(Items from an interface collection)
○ ○ ○ ○

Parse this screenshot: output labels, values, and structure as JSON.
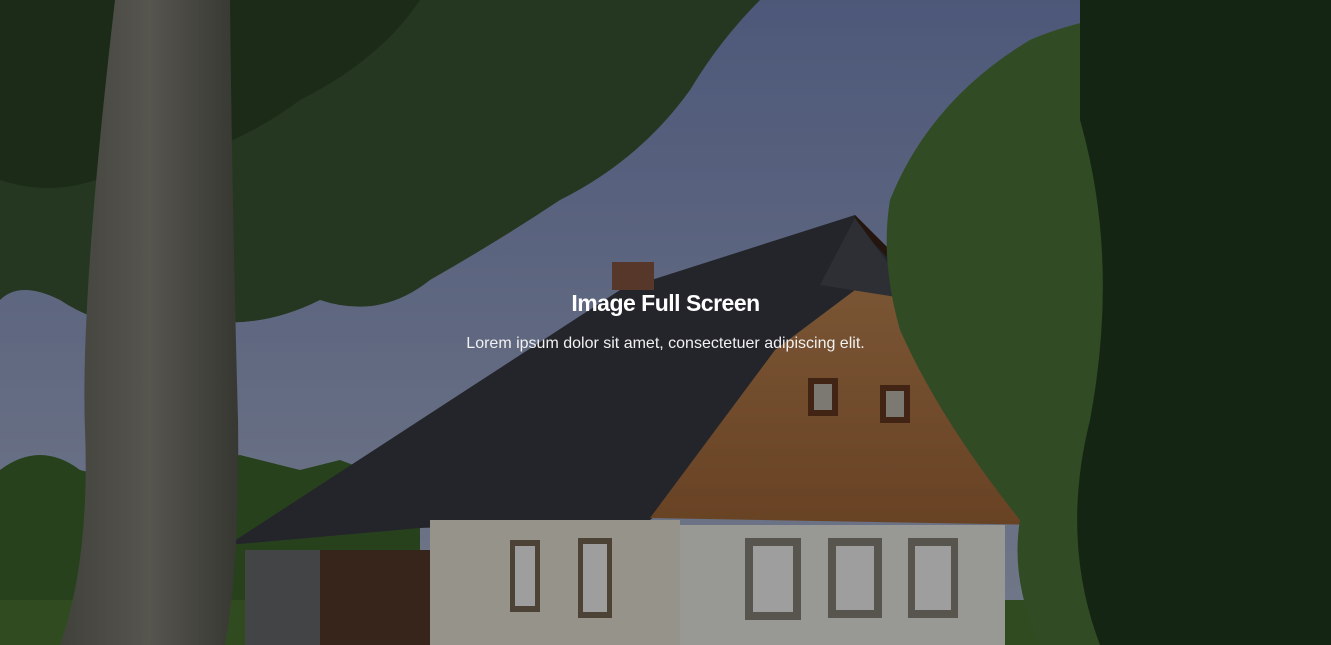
{
  "hero": {
    "title": "Image Full Screen",
    "subtitle": "Lorem ipsum dolor sit amet, consectetuer adipiscing elit.",
    "background_image": "cottage-with-trees-photo",
    "overlay_color": "#000000"
  }
}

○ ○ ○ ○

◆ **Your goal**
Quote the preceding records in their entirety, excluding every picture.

◆ **Output of the exercise**
Parse this screenshot: output labels, values, and structure as JSON.
{
  "hero": {
    "title": "Image Full Screen",
    "subtitle": "Lorem ipsum dolor sit amet, consectetuer adipiscing elit.",
    "background_image": "cottage-with-trees-photo",
    "overlay_color": "#000000"
  }
}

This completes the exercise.